Smaller metropolitan areas appear to be leading the country in a return to normal levels of economic and housing activity the National Association of Home Builders (NAHB) said today. The associations Leading Markets Index, product in conjunction with First American Title Insurance, shows 54 metropolitan areas are currently operating above the LMI’s baseline level and NBHA says “most of them” are what are considered small markets. The index’s nationwide score of .86 indicates that, based on current permits, prices and employment data, the nationwide market is running at 86 percent of normal economic and housing activity.
NAHB tracks 350 metro areas for its index which replaces the older Improving Markets list. The index uses the same data bases as Improving Markets; employment information from the Bureau of Labor Statistics, home prices provided by Freddie Mac, but shifts the focus from identifying markets that have recently begun to recover to identifying areas that are approaching and exceeding previous normal levels of economic and housing activity.
Each market is scored by taking its average permit, price, and employment levels for the past 12 months and dividing each by its annual average over the last period of normal growth. For single-family permits and home prices, 2000-2003 is used as the last normal period, and for employment, 2007 is the base comparison. The three components are then averaged to provide an overall score for each market; a national score is calculated based on national measures of the three metrics. An index value above one indicates that a market has advanced beyond its previous normal level of economic activity.
Because the October government shutdown limited access to much of the needed data NAHB combined the November and December LMI reports. The figures for November showed that 55 housing markets were operating at or above their last normal levels and the nationwide market was operating at 85 percent of normal growth.
“This index shows that most housing markets across the nation are continuing a slow, gradual climb back to normal levels,” said NAHB Chairman Rick Judson. “Policymakers must guard against actions that could impede or even reverse the modest gains of the past year.”

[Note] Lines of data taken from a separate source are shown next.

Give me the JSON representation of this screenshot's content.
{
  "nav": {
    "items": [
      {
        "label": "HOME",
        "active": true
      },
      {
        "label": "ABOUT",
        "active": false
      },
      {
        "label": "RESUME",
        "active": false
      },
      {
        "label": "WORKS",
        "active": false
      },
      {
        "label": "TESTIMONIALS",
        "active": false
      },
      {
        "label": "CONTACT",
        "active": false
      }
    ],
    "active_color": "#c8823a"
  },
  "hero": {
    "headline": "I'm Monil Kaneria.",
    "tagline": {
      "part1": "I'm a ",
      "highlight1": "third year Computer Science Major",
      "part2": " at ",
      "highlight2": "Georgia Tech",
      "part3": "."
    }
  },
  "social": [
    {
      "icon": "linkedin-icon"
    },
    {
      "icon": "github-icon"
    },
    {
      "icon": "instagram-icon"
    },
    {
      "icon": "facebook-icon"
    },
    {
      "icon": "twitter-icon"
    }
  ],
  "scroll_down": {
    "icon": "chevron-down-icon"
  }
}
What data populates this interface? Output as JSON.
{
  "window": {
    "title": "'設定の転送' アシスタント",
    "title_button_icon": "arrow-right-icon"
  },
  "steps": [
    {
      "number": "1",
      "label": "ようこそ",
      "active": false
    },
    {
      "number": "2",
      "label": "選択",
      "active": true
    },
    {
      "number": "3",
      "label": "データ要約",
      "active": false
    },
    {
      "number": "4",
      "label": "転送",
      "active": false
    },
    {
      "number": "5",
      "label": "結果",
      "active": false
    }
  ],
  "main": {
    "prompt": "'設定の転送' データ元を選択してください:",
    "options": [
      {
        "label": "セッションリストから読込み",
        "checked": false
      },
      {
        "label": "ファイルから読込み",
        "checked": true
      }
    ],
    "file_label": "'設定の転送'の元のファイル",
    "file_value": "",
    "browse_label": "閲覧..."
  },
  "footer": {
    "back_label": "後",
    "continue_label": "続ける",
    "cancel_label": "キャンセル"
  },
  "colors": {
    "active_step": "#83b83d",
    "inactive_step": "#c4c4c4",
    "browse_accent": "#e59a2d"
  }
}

Noting that smaller metros accounted for most of the 54 markets on the current LMI that are at or above normal levels, NAHB Chief Economist David Crowe said that “smaller markets are leading the way, particularly where energy is the primary economic driver. Nearly half of the markets in the top 54 are in the energy states of Texas, Louisiana, North Dakota, Wyoming and Montana.”
“The fact that more than 125 markets on this month’s LMI are showing activity levels of at least 90 percent of previous norms bodes well for a continuing housing recovery in 2014,” said Kurt Pfotenhauer, vice chairman of First American Title.
Baton Rouge, La., tops the list of major metros on the LMI, with a score of 1.42 – or 42 percent better than its last normal market level. Other major metros at the top of the list include Honolulu, Oklahoma City, Austin and Houston, Texas, as well as Pittsburgh – all of whose LMI scores indicate that their market activity now exceeds previous norms.
Looking at smaller metros, both Odessa and Midland, Texas, boast LMI scores of 2.0 or better, meaning that their markets are now at double their strength prior to the recession. Also at the top of the list of smaller metros are Casper, Wyo.; Bismarck, N.D.; and Grand Forks, N.D., respectively.